For my PhD research I will be using Galison’s concept of the “trading zone” to describe digital history projects where historians collaborate with people from other backgrounds. In his book, Image & Logic, Galison developed this concept to describe the development of the field of physics in the period of 1880s-1970s where physicists of the “image” tradition (taking photos to discover new elements) and physicists of the “logic” tradition (using statistics to discover new elements) ended up working together. What is of interest to me, besides his development of the “trading zone” concept, is that automatisation of work plays a key role in this development, and from the 1940s on the computer starts playing a prominent role, shaping the field of physics. What becomes apparent from reading this book is that the integration of the computer in physics was by no means a natural inclusion, but a process of debate and negotiation of what it meant to “do” physics and what kind of knowledge can be acquired using computers. In this blogpost I’ll briefly touch upon this debateSince Image & Logic is an 850 page book, I can in no way summarise this satisfactorily in a blogpost, but I will do my best., as described in Galison’s work, and consider parallels with the debates in digital humanities (dh). Assuming dh describes a transition to include computers in humanities workZaagsma, G. (2013). On Digital History. BMGN – Low Countries Historical Review, 128(4), 3. http://doi.org/10.18352/bmgn-lchr.9344, maybe we can describe this transition of physics as “digital physics“.Not to be confused with the field of physics that describes the universe in terms of information https://en.wikipedia.org/wiki/Digital_physics
References [ + ]
|1.||↑||Since Image & Logic is an 850 page book, I can in no way summarise this satisfactorily in a blogpost, but I will do my best.|
|2.||↑||Zaagsma, G. (2013). On Digital History. BMGN – Low Countries Historical Review, 128(4), 3. http://doi.org/10.18352/bmgn-lchr.9344|
|3.||↑||Not to be confused with the field of physics that describes the universe in terms of information https://en.wikipedia.org/wiki/Digital_physics|

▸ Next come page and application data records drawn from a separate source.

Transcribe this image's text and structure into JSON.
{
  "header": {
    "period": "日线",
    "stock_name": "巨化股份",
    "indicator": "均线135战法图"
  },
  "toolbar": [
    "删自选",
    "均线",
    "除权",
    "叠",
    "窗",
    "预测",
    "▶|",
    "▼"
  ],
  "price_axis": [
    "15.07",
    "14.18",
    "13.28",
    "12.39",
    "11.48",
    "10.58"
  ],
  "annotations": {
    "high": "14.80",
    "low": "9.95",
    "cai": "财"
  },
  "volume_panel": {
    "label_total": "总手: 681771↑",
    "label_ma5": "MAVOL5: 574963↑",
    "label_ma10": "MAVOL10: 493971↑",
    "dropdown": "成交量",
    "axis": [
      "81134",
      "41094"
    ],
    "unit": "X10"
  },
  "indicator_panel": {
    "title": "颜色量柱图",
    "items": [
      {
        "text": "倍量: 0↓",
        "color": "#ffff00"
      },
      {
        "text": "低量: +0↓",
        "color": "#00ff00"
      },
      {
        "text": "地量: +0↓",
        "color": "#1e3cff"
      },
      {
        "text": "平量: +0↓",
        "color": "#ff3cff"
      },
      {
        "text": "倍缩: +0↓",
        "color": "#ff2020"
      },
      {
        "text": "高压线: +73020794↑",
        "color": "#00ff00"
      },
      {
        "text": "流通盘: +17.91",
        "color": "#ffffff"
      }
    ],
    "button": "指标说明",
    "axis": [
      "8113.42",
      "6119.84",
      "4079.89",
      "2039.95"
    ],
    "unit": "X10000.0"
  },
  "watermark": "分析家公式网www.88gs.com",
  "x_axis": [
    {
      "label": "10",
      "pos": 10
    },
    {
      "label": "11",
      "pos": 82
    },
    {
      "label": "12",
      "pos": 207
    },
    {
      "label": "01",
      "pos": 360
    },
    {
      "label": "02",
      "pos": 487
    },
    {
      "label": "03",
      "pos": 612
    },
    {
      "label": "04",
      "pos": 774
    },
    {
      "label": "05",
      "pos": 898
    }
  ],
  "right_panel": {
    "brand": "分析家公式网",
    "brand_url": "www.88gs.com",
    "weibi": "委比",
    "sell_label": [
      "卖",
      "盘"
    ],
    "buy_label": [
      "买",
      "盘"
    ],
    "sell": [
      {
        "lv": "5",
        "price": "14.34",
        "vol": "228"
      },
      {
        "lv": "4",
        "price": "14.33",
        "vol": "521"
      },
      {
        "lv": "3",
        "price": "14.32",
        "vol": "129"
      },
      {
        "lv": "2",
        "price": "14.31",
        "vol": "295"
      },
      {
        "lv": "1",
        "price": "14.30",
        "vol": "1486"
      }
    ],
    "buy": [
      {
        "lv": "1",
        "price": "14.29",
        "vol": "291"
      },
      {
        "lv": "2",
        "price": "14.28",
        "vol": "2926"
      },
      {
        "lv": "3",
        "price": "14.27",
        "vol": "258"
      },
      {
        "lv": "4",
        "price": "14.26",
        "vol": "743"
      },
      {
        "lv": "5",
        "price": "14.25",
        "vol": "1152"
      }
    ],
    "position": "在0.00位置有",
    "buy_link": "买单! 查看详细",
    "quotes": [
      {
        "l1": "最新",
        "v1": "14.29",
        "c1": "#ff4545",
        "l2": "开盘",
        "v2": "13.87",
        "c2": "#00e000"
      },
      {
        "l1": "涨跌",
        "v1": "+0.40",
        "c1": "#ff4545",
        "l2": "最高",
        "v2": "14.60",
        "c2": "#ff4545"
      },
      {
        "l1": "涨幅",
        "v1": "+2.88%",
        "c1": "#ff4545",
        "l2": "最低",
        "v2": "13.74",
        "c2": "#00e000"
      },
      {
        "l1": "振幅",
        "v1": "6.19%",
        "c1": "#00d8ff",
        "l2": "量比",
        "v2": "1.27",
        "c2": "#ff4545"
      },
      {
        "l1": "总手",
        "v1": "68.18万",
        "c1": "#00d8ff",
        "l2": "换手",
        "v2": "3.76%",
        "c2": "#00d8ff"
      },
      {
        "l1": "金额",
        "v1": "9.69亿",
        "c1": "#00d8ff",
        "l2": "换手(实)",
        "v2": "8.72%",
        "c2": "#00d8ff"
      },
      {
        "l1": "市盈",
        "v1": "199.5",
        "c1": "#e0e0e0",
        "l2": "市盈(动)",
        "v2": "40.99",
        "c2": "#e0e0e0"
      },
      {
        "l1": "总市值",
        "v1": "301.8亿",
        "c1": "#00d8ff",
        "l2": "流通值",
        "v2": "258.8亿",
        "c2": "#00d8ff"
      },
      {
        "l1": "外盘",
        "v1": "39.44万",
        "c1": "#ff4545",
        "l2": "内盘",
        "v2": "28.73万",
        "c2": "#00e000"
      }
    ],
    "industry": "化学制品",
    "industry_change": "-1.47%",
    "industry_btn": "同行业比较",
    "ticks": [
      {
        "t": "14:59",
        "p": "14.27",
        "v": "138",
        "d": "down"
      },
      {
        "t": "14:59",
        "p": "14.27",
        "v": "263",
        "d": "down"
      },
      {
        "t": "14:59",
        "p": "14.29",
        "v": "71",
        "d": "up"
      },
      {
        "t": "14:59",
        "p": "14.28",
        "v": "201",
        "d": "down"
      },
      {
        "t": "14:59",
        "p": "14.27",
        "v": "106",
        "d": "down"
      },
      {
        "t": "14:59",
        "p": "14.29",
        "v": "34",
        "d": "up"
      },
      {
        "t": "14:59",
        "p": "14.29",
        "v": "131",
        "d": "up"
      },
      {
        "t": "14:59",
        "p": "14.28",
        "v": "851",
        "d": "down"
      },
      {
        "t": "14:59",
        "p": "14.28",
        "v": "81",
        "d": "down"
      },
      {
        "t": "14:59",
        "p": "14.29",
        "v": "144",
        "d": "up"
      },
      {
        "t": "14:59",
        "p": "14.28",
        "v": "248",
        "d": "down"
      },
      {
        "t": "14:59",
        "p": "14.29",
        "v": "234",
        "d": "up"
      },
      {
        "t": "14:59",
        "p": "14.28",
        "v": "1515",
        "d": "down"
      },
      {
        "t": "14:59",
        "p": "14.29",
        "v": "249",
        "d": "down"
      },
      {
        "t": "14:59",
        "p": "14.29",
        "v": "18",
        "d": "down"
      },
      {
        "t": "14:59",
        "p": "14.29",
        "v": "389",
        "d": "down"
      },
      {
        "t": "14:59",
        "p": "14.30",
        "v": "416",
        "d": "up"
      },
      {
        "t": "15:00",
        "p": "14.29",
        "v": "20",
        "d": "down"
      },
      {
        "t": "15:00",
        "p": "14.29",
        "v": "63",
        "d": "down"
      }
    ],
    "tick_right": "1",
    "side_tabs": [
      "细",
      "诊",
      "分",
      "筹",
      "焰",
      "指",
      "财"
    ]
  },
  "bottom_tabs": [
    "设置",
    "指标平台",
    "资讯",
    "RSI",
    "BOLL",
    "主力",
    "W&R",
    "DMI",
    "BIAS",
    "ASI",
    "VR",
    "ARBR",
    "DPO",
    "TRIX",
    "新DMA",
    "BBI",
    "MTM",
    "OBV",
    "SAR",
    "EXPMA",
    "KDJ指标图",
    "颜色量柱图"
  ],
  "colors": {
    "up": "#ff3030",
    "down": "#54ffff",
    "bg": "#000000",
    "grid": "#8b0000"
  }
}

In a previous blogpost, I introduced the project A Republic of Emails, where we created a dataset of the 30k Hillary Clinton Emails by scraping Wikileaks. Now that we have the data, we can start exploring with what I like to call the W-questions: What is the collection about? Where do described events take place? When did these events occur? Who are the actors involved? In this second blogpost, we will look at what the emails from the Hillary Clinton corpus are about. I will describe how we prepared the data to analyse a) the raw text, b) normalised text, and c) entities in the text (named entity recognition). Finally, we will look at a small subset of the emails using Voyant Tools. For all the steps I will point to the respective scripts on our GitHub so you can reproduce the project.